Spoilers and Metadata
I don't think that many people like it when a story is "spoiled" for them. This is evidenced by that fact that, when referencing a story, it is pretty common for any plot details to be prefaced with a "spoiler warning". This allows readers to stop if they don't wish to have such details revealed to them.
Personally, I too don't generally like it when a story is spoiled for me. I prefer to enjoy the story in the way that the creator intended, with suspense and tension intact. There is simply much less excitement built up throughout the story if I already know what is going to happen beforehand.
However, knowing some or all of the main plot points does not necessarily stop me from reading a book or watching a film for the first time. Such knowledge is often difficult to avoid, particularly in the case of classic or popular stories which are referenced very frequently.
The canonical example of a spoiler is probably the revelation that Snape kills Dumbledore (it's so widespread that a spoiler warning doesn't seem warranted here). I've no idea how people who haven't yet read or watched the Harry Potter series could escape having heard this spoiler. Luckily, there is quite a lot more to the Harry Potter story than just that particular event. Perhaps one would even be more inclined to read Harry Potter after hearing the spoiler so many times, just to find out why it's apparently such a big deal.
Now I want to turn my attention to the idea of metadata, which is data about data. For the rest of the article I'm going to specifically discuss books, but similar ideas could easily be applied to other media as well.
When I read a book, I generally know a bit about it before I start. Usually I at least know the title, the genre, and the author. I'll often check the number of pages, or at least have a rough idea based on the book's thickness. Perhaps I'm familiar with other work by the same author and can anticipate the book's style. I probably also have some idea of when and perhaps where the book was published. But none of this information is part of the actual plot of the book. It's all metadata. The data is the words in the book (the plot). The metadata is additional information about or related to the plot or book, but not the plot itself.
For example, it's clear that the length of a book is related to the the book's plot. A shorter, less complex plot requires fewer words to express, and thus requires a book with fewer pages. But it's also clear that the length of the book isn't part of the plot itself. Knowing that my copy of The Count of Monte Cristo is 441 pages long doesn't add anything to the story. As such, the length of a book is metadata.
Metadata as Spoilers
I was thinking about this recently while reading a sci-fi novel. As I was approaching the end of the book, I began speculating about how the plot would be resolved. It seemed like there was still a lot that needed to happen to reach a suitable conclusion. A few pages later, a large plot twist showed me that I was wrong and that the path to resolution was in fact much quicker than I had anticipated.

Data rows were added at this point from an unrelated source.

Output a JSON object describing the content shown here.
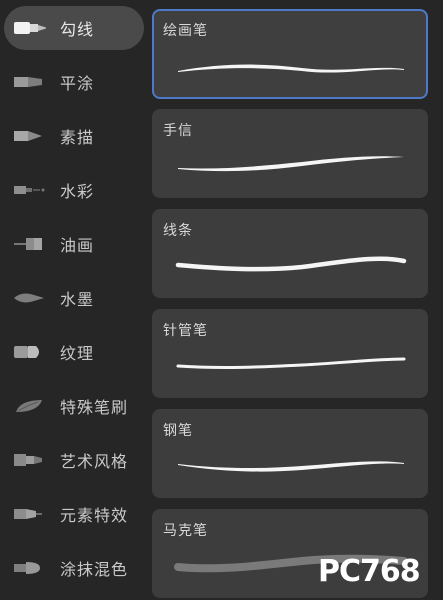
{
  "sidebar": {
    "items": [
      {
        "label": "勾线",
        "icon": "brush-pen-icon",
        "active": true
      },
      {
        "label": "平涂",
        "icon": "flat-brush-icon",
        "active": false
      },
      {
        "label": "素描",
        "icon": "pencil-icon",
        "active": false
      },
      {
        "label": "水彩",
        "icon": "watercolor-brush-icon",
        "active": false
      },
      {
        "label": "油画",
        "icon": "oil-brush-icon",
        "active": false
      },
      {
        "label": "水墨",
        "icon": "ink-brush-icon",
        "active": false
      },
      {
        "label": "纹理",
        "icon": "texture-brush-icon",
        "active": false
      },
      {
        "label": "特殊笔刷",
        "icon": "leaf-brush-icon",
        "active": false
      },
      {
        "label": "艺术风格",
        "icon": "art-brush-icon",
        "active": false
      },
      {
        "label": "元素特效",
        "icon": "effect-brush-icon",
        "active": false
      },
      {
        "label": "涂抹混色",
        "icon": "smudge-brush-icon",
        "active": false
      }
    ]
  },
  "brushes": [
    {
      "name": "绘画笔",
      "selected": true
    },
    {
      "name": "手信",
      "selected": false
    },
    {
      "name": "线条",
      "selected": false
    },
    {
      "name": "针管笔",
      "selected": false
    },
    {
      "name": "钢笔",
      "selected": false
    },
    {
      "name": "马克笔",
      "selected": false
    }
  ],
  "watermark": {
    "text": "PC768"
  },
  "colors": {
    "background": "#262626",
    "card": "#3d3d3d",
    "active_pill": "#4a4a4a",
    "selection_border": "#4f79c8",
    "text": "#d8d8d8"
  }
}
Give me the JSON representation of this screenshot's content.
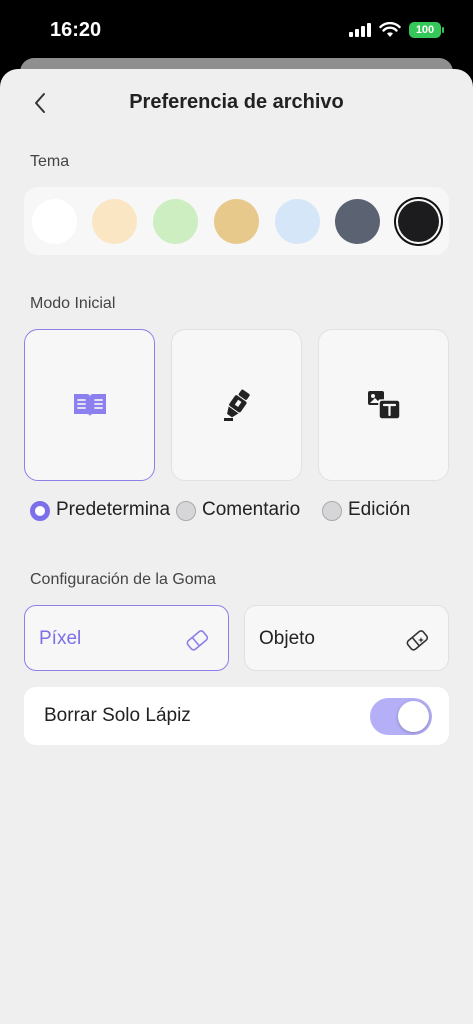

I then started to wonder if the plot twist was made more predictable because of the discrepancy between the small number of remaining pages and what felt like a lot of plot points left to tie up. In reality, I didn't speculate enough to predict the twist because the book was good and I just got on with reading it. But, if I'd thought about it a bit more, perhaps I would have suspected that some sort of plot twist was required to end the story relatively quickly. Perhaps I would have even predicted what the twist would be. Would this have been a bad thing? Would the excitement of the story have been lessened for me?
What if I had read the novel without knowing its length? It wouldn't be possible for me to speculate on the speed of resolution if I didn't know when the book would end. In an extreme scenario, I could conceivably read a book without any context: no knowledge of the title, author, publication details, or length (imagine an E-reader that supplies the user with nothing but the book's text).
However, my taste in books is not unbounded. I judge books by their covers and other metadata in order to choose ones that I'm reasonably certain I'll enjoy. But what if I had a book recommendation system that knew everything I'd read and how much I'd liked it, and then simply offered me a stream of text of unknown length from a book of its choice? Could this be more enjoyable to read than a book about which I have metadata? Frankly, I don't know. I do however suspect it could at least expose me some good works that I may not otherwise choose myself.
I'd be curious to hear from people who actually do something like this, and read books (or consume other media) knowing very little metadata at the outset. What pieces of metadata do you try to hide from yourself? Are there some that you consider more revealing than others?
I'm also interested in folks who go the other way and like to know a lot about a book before reading. Are you unbothered when you are spoiled? Do you actually enjoy being spoiled and seek out plot details beforehand?